Supreme Court's decision in Alleyne, finding
that it did not fall within the Dorsainvil
exception. As the Third Circuit held, “§ 2255 is
not inadequate or ineffective for a prisoner to raise”
Alleyne claims, and in turn, this Court could not
have jurisdiction under § 2241 to adjudicate
Petitioner's Alleyne claim. Sacksith v.
Warden Canaan USP, 552 Fed.Appx. 108, 109 (3d Cir.
2014); see also Olivier-Diaz v. Warden Fort Dix FCI,
562 Fed.Appx. 65, 66 (3d Cir. 2014).
concluding that this Court lacked jurisdiction, the Court
dismissed the Petition and held that it was not in the
interests of justice to transfer the Petition to the First
Circuit as it did not appear that Petitioner could satisfy
the requirements of 28 U.S.C. § 2244(b)(2). See
United States v. Winkelman, 746 F.3d 134, 136 (3d Cir.
2014) (finding that Alleyne does not apply
retroactively to cases on collateral review).
then to the instant motion, Petitioner's argument in
seeking reconsideration is fundamentally flawed.

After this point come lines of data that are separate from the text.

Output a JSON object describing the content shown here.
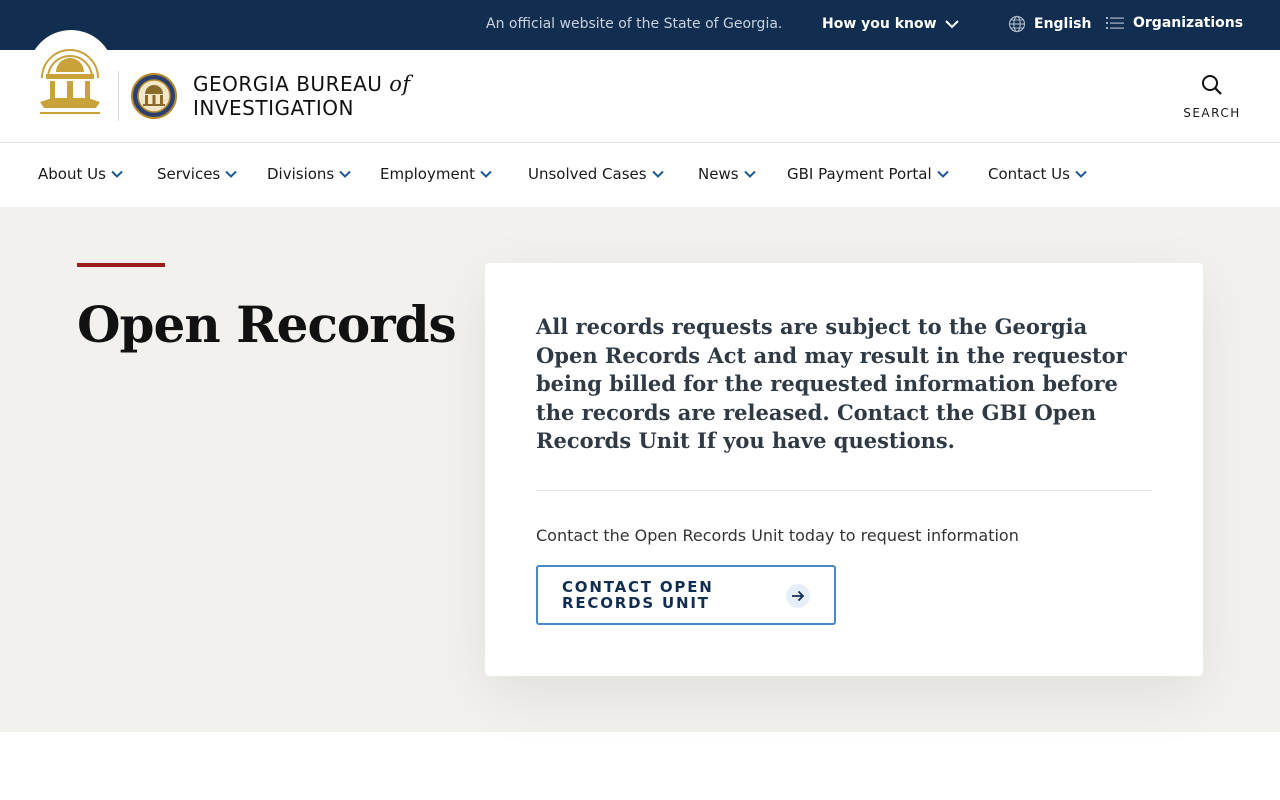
{
  "topbar": {
    "official_text": "An official website of the State of Georgia.",
    "how_you_know": "How you know",
    "language": "English",
    "organizations": "Organizations"
  },
  "header": {
    "brand_line1": "GEORGIA BUREAU",
    "brand_of": "of",
    "brand_line2": "INVESTIGATION",
    "search_label": "SEARCH"
  },
  "nav": {
    "items": [
      "About Us",
      "Services",
      "Divisions",
      "Employment",
      "Unsolved Cases",
      "News",
      "GBI Payment Portal",
      "Contact Us"
    ]
  },
  "hero": {
    "title": "Open Records",
    "lead": "All records requests are subject to the Georgia Open Records Act and may result in the requestor being billed for the requested information before the records are released. Contact the GBI Open Records Unit If you have questions.",
    "sub": "Contact the Open Records Unit today to request information",
    "button_label": "CONTACT OPEN RECORDS UNIT"
  },
  "colors": {
    "banner": "#112e51",
    "hero_bg": "#f2f1ed",
    "accent_red": "#9b1c1c",
    "button_border": "#4a88c7",
    "gold": "#c9a33a"
  },
  "icons": [
    "chevron-down-icon",
    "globe-icon",
    "list-icon",
    "search-icon",
    "arrow-right-icon"
  ]
}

Petitioner
contends that the Fourth Circuit's recent
decision in United States v. Wheeler,
“refut[es] this Court's assertion that it has no
jurisdiction to hear this case.” 886 F.3d 415, 429 (4th
Cir. 2018); (ECF No. 8, at 1). In Wheeler, the
Fourth Circuit set forth a new savings clause test to
determine when § 2255 is “inadequate or
ineffective” to address sentencing enhancement claims.
Wheeler, 886 F.3d at 429. In essence, the Fourth
Circuit expanded its Dorsainvil-type savings clause
jurisprudence to allow § 2241 challenges to ...